From the entries that follow, copy each line containing the word "title".

** PROVIDED RECORDS follows **

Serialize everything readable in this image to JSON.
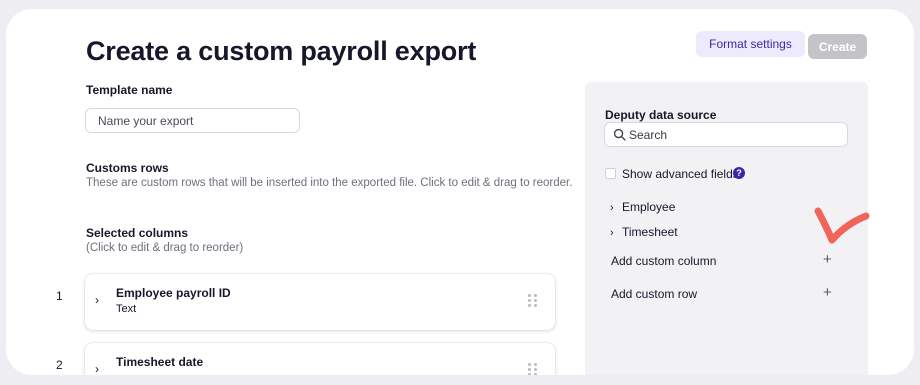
{
  "page": {
    "title": "Create a custom payroll export"
  },
  "toolbar": {
    "format_settings_label": "Format settings",
    "create_label": "Create"
  },
  "template": {
    "label": "Template name",
    "placeholder": "Name your export"
  },
  "custom_rows": {
    "title": "Customs rows",
    "description": "These are custom rows that will be inserted into the exported file. Click to edit & drag to reorder."
  },
  "selected_columns": {
    "title": "Selected columns",
    "hint": "(Click to edit & drag to reorder)",
    "items": [
      {
        "number": "1",
        "name": "Employee payroll ID",
        "type": "Text"
      },
      {
        "number": "2",
        "name": "Timesheet date",
        "type": ""
      }
    ]
  },
  "data_source": {
    "title": "Deputy data source",
    "search_placeholder": "Search",
    "advanced_fields_label": "Show advanced fields",
    "help_glyph": "?",
    "tree": [
      {
        "label": "Employee",
        "icon": "chevron-right-icon"
      },
      {
        "label": "Timesheet",
        "icon": "chevron-right-icon"
      }
    ],
    "add_custom_column_label": "Add custom column",
    "add_custom_row_label": "Add custom row",
    "plus_glyph": "+"
  },
  "colors": {
    "accent": "#3b2aa8",
    "format_button_bg": "#eceafc",
    "create_button_bg": "#c4c4c8",
    "panel_bg": "#f2f2f4",
    "annotation_check": "#f0645c"
  }
}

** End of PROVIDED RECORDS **

» TASK OUTPUT
    "title": "Create a custom payroll export"
    "title": "Customs rows",
    "title": "Selected columns",
    "title": "Deputy data source",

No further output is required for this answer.